109. Kurtz, S.; Balaguru, P. (2000). Postcrack creep of polymeric fiber-reinforced concrete in flexure. Cem. Concr. Res., 30[2], 183–190. https://doi.org/10.1016/S0008-8846(99)00228-8
110. Bernard, E. S. (Ed.). (2004). Shotcrete: More Engineering Developments: Proceedings of the Second International Conference on Engineering Developments in Shotcrete, October 2004, Cairns, Queensland, Australia. Taylor & Francis.
111. Bernard, E. S. (2010). Influence of Fiber Type on Creep Deformation of Cracked Fiber-Reinforced Shotcrete Panels. ACI Mat. J., 107[5], 474-480. https://doi.org/10.14359/51663967.
112. Boulekbache, B.; Hamrat, M.; Chemrouk, M.; Amziane, S. (2016). Flexural behaviour of steel fibre-reinforced concrete under cyclic loading. Construc. Build. Mat., 126, 253–262. https://doi.org/10.1016/j.conbuildmat.2016.09.035
113. Goel, S.; Singh, S. P.; Singh, P. (2012). Flexural fatigue strength and failure probability of self compacting fibre reinforced concrete beams. Eng. Struct., 40, 131–140. https://doi.org/10.1016/j.engstruct.2012.02.035
114. Alberti, M. G.; Gálvez, J. C.; Enfedaque, A.; Carmona, A.; Valverde, C.; Pardo, G. (2018). Use of Steel and Polyolefin Fibres in the La Canda Tunnels: Applying MIVES for Assessing Sustainability Evaluation. Sustainability, 10[12], 4765. https://doi.org/10.3390/su10124765
115. Enfedaque, A.; Alberti, M.G.; Gálvez, J.C.; Rivera, M.; Simón-Talero, J. (2018). Can Polyolefin Fibre Reinforced Concrete Improve the Sustainability of a Flyover Bridge?
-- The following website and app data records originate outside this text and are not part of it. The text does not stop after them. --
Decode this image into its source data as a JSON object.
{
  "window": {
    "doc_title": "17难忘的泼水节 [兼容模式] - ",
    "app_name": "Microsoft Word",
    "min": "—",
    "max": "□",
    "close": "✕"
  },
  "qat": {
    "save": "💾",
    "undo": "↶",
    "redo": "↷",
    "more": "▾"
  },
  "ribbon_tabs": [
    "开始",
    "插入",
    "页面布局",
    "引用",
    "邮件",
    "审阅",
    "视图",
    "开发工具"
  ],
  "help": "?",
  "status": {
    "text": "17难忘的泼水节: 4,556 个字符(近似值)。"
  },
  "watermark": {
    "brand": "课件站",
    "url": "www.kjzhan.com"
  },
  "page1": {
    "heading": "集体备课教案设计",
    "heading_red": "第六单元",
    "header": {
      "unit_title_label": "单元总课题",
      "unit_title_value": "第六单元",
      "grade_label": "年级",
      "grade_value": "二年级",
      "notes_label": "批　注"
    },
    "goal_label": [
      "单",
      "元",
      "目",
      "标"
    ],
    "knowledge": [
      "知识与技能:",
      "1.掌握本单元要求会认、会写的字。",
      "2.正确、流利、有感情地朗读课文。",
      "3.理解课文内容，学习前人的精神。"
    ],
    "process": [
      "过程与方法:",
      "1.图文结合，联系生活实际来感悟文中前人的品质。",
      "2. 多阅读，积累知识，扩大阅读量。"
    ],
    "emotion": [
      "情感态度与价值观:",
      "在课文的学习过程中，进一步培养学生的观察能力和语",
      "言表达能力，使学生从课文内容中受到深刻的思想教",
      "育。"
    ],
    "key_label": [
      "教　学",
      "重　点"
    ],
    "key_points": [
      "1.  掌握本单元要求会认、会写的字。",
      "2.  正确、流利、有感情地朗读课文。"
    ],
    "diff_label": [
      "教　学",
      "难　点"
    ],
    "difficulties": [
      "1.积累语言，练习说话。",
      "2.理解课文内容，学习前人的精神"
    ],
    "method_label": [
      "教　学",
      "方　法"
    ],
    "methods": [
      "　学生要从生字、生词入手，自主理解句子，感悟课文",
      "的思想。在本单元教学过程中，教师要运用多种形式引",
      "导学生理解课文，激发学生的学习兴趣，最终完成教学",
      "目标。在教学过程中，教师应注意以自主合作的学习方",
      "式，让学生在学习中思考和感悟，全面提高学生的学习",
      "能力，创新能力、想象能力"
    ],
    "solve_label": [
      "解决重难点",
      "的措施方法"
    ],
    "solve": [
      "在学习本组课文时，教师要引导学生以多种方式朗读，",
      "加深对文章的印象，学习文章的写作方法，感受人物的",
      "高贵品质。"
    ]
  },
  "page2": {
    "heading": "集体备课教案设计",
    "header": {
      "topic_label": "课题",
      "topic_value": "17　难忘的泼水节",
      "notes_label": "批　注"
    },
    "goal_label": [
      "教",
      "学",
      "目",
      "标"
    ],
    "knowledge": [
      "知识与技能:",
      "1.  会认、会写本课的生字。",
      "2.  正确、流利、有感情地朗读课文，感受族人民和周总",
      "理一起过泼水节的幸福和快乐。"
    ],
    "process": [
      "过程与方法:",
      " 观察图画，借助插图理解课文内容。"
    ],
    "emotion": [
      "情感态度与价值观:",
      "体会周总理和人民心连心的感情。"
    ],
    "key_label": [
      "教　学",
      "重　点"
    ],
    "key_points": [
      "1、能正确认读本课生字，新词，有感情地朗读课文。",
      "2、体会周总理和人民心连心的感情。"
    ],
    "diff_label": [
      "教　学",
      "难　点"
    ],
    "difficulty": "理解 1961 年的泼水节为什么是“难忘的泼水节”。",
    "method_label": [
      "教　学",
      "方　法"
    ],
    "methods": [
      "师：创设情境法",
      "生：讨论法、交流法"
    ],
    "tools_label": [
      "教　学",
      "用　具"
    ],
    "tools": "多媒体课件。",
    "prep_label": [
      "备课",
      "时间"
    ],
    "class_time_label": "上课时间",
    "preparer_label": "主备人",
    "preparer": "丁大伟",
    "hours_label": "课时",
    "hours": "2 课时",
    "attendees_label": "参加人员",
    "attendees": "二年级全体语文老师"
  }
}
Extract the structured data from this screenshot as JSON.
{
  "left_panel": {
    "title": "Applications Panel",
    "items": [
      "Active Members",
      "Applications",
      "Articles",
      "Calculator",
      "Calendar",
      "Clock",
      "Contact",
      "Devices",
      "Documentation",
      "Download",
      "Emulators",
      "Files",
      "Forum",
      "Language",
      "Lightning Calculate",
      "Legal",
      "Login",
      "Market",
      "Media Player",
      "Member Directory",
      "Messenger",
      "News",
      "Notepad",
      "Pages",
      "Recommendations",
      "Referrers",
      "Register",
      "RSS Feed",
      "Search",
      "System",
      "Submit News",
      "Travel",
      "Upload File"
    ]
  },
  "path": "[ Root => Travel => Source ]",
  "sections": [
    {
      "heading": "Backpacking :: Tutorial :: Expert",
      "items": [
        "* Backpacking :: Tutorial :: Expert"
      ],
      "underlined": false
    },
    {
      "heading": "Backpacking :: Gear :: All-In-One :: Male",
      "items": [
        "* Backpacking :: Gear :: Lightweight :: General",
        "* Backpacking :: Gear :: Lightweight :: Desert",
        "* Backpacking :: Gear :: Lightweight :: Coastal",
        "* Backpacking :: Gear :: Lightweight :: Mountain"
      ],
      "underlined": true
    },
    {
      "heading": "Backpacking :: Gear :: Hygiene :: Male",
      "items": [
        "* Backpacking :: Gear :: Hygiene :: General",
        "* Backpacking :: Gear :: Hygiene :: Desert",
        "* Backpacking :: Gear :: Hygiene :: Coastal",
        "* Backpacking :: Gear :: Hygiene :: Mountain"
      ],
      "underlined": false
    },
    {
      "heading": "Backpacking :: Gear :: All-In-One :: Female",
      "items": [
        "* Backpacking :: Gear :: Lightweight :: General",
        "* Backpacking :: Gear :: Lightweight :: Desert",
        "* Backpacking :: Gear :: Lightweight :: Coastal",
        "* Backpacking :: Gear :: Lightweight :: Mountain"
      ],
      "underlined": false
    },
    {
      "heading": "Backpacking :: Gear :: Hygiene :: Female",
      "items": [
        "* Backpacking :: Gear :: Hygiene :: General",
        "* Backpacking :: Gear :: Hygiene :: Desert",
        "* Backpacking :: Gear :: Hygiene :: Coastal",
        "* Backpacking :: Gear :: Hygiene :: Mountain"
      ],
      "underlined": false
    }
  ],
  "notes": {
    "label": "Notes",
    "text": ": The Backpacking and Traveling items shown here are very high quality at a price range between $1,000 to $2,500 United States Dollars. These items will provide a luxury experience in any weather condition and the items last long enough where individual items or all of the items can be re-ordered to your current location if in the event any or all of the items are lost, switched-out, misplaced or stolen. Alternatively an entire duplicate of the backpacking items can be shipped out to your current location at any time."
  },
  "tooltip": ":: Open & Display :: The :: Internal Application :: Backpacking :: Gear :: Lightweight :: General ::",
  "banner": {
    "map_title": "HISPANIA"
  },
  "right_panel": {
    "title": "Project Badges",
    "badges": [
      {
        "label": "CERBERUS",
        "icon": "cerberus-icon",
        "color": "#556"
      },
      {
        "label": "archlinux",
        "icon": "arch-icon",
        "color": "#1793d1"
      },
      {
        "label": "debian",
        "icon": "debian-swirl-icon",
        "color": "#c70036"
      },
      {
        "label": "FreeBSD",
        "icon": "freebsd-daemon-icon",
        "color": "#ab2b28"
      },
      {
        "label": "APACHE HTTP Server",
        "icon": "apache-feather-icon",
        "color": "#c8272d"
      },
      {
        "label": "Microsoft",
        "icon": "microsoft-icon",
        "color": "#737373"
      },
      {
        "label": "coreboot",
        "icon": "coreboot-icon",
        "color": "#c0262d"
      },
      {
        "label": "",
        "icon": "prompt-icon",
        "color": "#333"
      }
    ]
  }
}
Sustainability, 10[12], 4583. https://doi.org/10.3390/su10124583
116. EN 12350-8:2010. Testing fresh concrete. Part 8: Self-compacting concrete. Slump-flow test; 2010.
117. EN 12350-9:2010. In testing fresh concrete. Part 9: Self-compacting concrete. V-funnel test; 2010.



Copyright (c) 2020 Consejo Superior de Investigaciones Científicas (CSIC)

Creative Commons License
This work is licensed under a Creative Commons Attribution 4.0 International License.


Contact us materconstrucc@ietcc.csic.es

Technical support soporte.tecnico.revistas@csic.es